"I did it because I felt that he always acted in good faith,"
Lerner said. "He did honor the contract in terms of what was in
his heart. I think he gave it everything he had, and that's all you
can ask a guy to do."

Davis had unquestioned authority over the team's football
operations department. But now that he's gone Lerner plans to
overhaul the front office. He will begin by hiring a general

Lerner has studied the infrastructure at New England and
Philadelphia and decided that's what he wants the Browns to look

"There is no magic," he said. "We need to concentrate on
organizations that have been successful and we need to understand
how and why they have been successful and we need to assume those

Pressure had been mounting on Davis for weeks as the Browns'
season crumbled with a score of injuries to key players and a
handful of agonizing losses. Things got so difficult for Davis and
his family last week that he sent his wife and 11-year-old son to
Florida to avoid all the attention.

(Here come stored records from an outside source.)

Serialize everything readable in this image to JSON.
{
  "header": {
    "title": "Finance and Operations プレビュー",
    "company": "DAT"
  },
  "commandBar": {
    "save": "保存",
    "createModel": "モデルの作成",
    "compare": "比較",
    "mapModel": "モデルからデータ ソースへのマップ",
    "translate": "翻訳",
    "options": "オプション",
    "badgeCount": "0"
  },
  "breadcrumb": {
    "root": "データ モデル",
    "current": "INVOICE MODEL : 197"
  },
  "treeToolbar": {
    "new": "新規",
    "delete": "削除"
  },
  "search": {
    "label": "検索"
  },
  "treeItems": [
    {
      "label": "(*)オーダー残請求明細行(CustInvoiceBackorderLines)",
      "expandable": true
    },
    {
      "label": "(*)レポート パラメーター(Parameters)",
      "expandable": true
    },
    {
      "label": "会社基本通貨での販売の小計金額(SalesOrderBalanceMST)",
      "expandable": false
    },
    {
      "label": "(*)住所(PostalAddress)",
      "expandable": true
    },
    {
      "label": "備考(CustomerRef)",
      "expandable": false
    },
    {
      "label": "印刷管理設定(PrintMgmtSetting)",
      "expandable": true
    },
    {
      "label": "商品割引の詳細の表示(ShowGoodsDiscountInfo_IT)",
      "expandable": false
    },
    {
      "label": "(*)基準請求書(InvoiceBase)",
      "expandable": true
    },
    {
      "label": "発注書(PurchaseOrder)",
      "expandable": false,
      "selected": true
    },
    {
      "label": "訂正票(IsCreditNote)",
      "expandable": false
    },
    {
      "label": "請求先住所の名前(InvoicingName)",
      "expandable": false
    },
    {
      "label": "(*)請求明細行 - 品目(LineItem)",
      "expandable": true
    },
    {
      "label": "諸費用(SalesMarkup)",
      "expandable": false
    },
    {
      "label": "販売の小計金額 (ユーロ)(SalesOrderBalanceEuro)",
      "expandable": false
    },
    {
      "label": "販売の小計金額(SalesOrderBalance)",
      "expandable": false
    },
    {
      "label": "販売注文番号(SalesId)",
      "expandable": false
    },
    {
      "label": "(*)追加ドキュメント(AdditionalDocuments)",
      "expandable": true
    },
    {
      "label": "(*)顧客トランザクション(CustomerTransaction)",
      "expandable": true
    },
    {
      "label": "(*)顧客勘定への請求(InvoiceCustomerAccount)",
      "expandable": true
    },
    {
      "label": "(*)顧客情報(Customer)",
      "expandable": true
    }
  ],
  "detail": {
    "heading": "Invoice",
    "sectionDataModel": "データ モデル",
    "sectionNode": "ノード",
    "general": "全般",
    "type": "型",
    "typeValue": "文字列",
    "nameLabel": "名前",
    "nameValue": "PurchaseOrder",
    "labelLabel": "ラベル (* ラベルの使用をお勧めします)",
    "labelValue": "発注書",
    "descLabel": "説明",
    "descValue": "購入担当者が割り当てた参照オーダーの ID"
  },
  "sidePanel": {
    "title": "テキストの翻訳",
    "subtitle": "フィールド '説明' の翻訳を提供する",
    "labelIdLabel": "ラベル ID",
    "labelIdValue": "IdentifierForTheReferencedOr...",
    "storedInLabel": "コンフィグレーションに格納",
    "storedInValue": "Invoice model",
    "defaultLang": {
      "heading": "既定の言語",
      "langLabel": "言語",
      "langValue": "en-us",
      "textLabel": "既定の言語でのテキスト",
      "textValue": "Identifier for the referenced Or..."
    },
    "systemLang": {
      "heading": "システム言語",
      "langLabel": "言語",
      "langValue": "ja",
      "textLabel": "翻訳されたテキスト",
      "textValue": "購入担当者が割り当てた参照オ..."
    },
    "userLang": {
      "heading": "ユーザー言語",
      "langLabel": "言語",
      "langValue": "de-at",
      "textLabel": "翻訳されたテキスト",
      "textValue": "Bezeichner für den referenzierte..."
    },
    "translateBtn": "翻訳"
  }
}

The Browns, 3-8 this season and just 29-62 since returning as an
expansion franchise in 1999, have 13 players on injured reserve,
including six starters. The injuries may be a legitimate reason for
Cleveland's current state under Davis, but the Browns aren't the
only team to have players go down.

"Anytime you get four years, four years should be enough,"
said tight end Aaron Shea. "Injuries played a role but other teams
have injuries, too. I don't think you can use that as an excuse.
Maybe the change is for the best."

With the losses piling up, Davis' demeanor changed noticeably.
His confidence had been shaken at the realization his plan to
rebuild the Browns wasn't working.

In a statement, Davis cited "intense pressure and scrutiny" as
the driving forces behind his resignation.

"I accept responsibility for the mistakes that we have made,"
Davis said, "but it was my and my staff's intention to do
everything we could to lay the foundation and build a team that
could win a Super Bowl. I hope that some of my decisions we have
made will be a part of a brighter future for the Browns

"My future is clear for the moment. I have no immediate plans
to stay in coaching."

Davis, who brought the Hurricanes back to national prominence
before joining the Browns, will likely be a candidate for the
coaching opening at Florida.

Davis fought back tears during a meeting as he told Cleveland's
players he was leaving.

"I didn't expect him to be emotional like that," said fullback
Terrelle Smith. "He opened up his heart to us. He told us the
story about his family and that makes you feel bad. But life goes
on. I hate to see him go."

Information from The Associated Press was used in this report.